(Data records for software interfaces)
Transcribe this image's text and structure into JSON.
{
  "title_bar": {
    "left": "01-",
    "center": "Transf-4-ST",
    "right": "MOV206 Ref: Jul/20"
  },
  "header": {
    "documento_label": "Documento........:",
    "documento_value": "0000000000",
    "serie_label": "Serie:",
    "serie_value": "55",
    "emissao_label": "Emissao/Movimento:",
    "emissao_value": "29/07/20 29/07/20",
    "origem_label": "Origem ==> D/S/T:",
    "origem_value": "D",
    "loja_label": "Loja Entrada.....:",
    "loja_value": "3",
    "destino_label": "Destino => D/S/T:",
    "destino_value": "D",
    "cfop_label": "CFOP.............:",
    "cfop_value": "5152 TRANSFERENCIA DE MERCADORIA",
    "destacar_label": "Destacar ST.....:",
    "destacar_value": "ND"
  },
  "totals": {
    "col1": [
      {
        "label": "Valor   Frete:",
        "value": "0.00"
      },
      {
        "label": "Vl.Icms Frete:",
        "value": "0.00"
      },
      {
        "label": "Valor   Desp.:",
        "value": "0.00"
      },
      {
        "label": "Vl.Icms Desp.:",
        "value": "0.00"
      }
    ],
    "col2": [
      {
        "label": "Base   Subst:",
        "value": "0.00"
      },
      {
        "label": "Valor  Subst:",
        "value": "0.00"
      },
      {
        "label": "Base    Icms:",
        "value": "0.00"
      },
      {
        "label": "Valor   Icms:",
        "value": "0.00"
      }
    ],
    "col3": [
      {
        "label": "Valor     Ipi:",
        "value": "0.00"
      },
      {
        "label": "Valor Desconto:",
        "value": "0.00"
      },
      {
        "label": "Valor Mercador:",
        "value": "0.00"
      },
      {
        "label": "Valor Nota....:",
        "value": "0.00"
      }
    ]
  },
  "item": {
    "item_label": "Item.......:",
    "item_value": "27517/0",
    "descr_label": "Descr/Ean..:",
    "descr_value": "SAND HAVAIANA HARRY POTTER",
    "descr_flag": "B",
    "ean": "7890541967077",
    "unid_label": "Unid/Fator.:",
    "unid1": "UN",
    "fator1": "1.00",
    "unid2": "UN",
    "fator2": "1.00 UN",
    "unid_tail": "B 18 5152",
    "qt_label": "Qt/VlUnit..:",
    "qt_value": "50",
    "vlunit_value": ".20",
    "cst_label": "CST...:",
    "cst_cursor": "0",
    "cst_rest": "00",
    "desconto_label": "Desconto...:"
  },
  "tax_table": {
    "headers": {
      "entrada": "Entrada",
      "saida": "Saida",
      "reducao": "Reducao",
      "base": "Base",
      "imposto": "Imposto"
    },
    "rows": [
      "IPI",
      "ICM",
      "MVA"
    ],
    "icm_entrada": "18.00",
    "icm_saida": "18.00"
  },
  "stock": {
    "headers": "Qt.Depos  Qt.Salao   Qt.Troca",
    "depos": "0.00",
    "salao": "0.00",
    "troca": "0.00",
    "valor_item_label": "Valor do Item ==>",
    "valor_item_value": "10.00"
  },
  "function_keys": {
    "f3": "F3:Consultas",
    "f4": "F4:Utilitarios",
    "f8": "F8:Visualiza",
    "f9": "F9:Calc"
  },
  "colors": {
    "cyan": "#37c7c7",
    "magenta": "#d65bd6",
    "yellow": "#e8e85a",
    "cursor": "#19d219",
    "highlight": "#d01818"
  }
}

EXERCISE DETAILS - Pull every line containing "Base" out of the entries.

SOLVED PROBLEM -
        "label": "Base   Subst:",
        "label": "Base    Icms:",
      "base": "Base",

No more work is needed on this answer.